Our friend James McBride shares a tribute to Kurt Vonnegut that he delivered at the 2011 PEN/Faulkner Foundation GalaOctober 3, 2011
Not long before he died, I did a reading with the late Kurt Vonnegut at a church in Manhattan called St. Barts. Before the event, Kurt and I stood in the church courtyard while Kurt smoked. He smoked filterless Lucky Strikes. I asked him, "Filterless cigarettes? They're terrible for you. Why smoke em?" He inhaled one deeply and said, "More value."
Suddenly the rectory door opened and his wife, the photographer Jill Krementz, popped her head out. She said, "Kurt! Hurry up! Come inside. The people are waiting. They've got coffee and doughnuts for you."
Kurt, his face covered in cigarette smoke, took a deep drag of his filterless cigarette and said, "But dear, I just brushed my teeth."
We went inside, and during the Q&A, a woman said, "Why don't you two speak out against the Iraq war? You're writers! Why aren't you doing something to let people know what's going on?"
And therein lies the problem. We live in a society so wired everyone can write a book about nothing. My plumber is writing a book. My marriage therapist is writing a book. My ex-wife is writing a book, presumably about our marriage therapist. Newt Gingrich wrote a novel and he's a short story. Bill Clinton wrote a biography and he's a novel. Barack Obama -- all book writers. In fact, I can't think of anyone offhand who is not either writing a book or who does not believe their life is worthy of one. With all these people writing books, there's no one left to read them. So I think fewer people should write books, and more people should spend time thinking.
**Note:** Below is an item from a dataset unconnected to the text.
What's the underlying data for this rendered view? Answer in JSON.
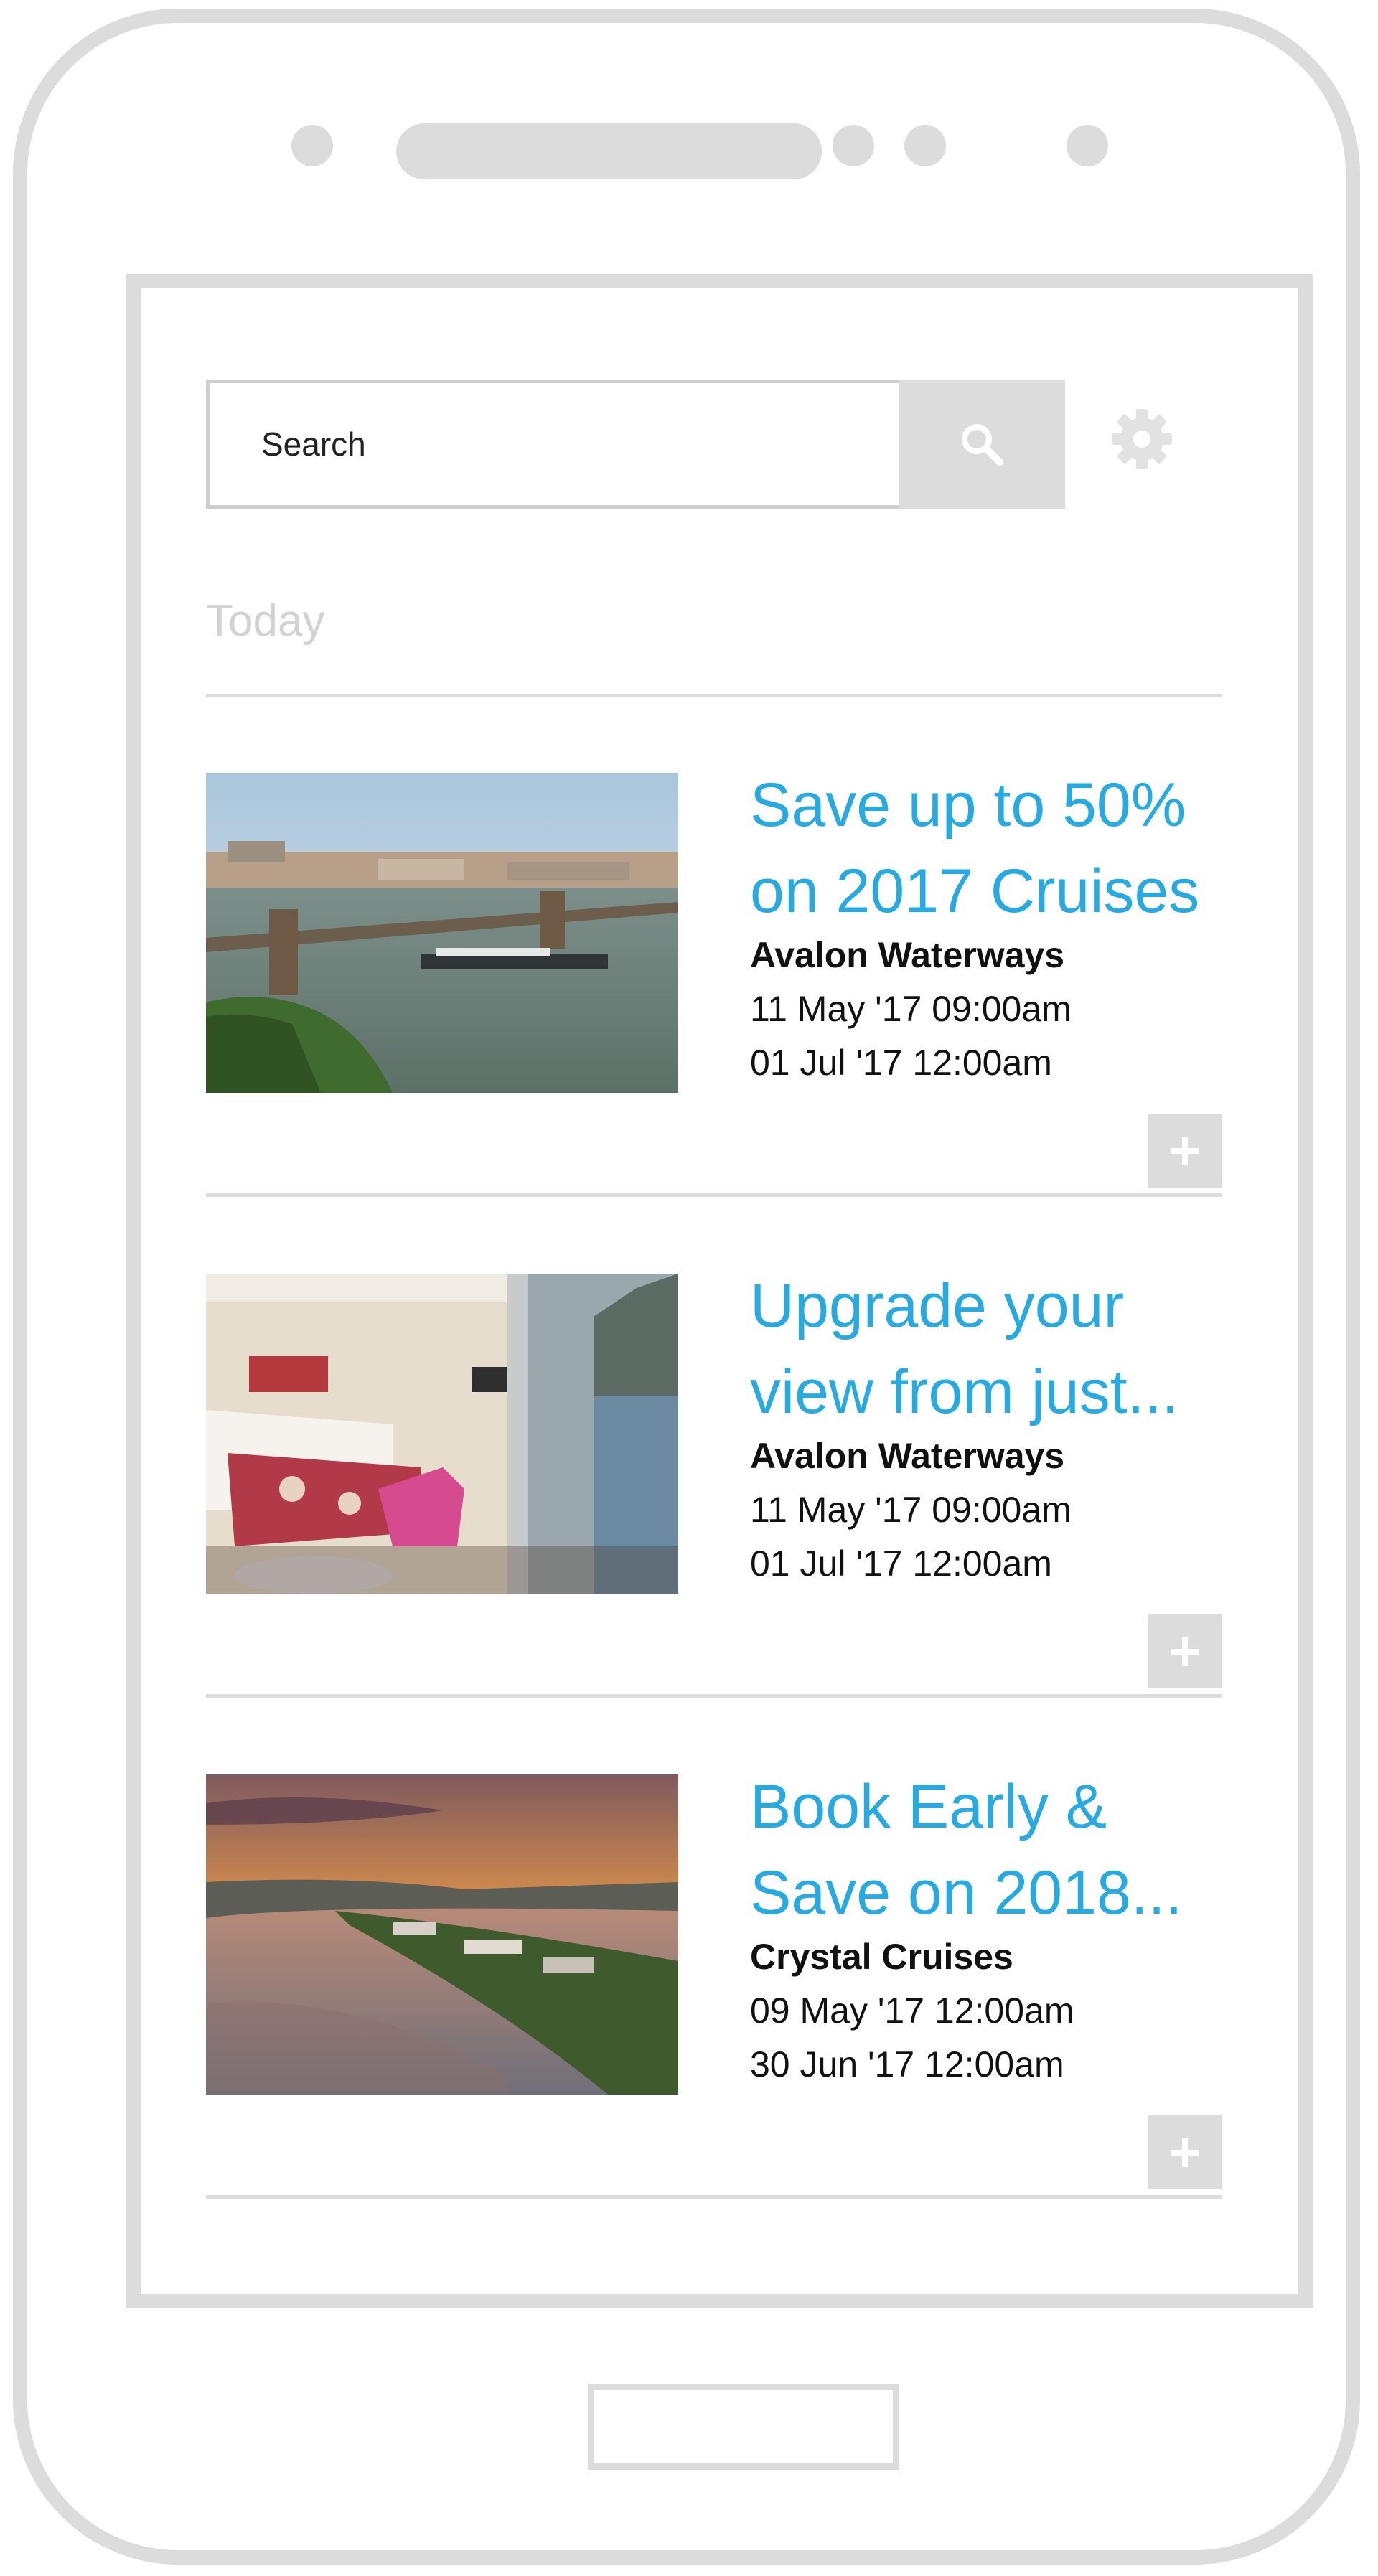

What all this blogging and the internet chit chat has done, is given us the chance to talk more about nothing. Just because some rant on television or radio sells toothpaste and sneakers and beer does not mean the person saying it is smart or a valid political movement. They're just salesmen with different titles, selling a different kind of drug, the drug of obedience, the drug of compulsory behavior disguised as patriotism or religion. But I remember Kurt Vonnegut. His kindness. His talent. A veteran and former P.O.W. who swore off all wars forever, because he saw its destructiveness. His widow Jill was one of the first women photographers to work in Vietnam.
The PEN Faulkner organization supports the NEW Kurt Vonneguts and the NEW Jill Krementzes in its school program. That's why I'm wearing this tux. And that's why my fellow writers and I gather nervously before you like sheep, in a town that, at times, seems to be is living proof that the world is run by gangsters. You are a few of the good. Thank you for keeping up the good. God is watching. He will bless you for your good, and in the end, right all wrongs in this world. That's the real Writing On The Wall. It's also the prayer on my lips every night.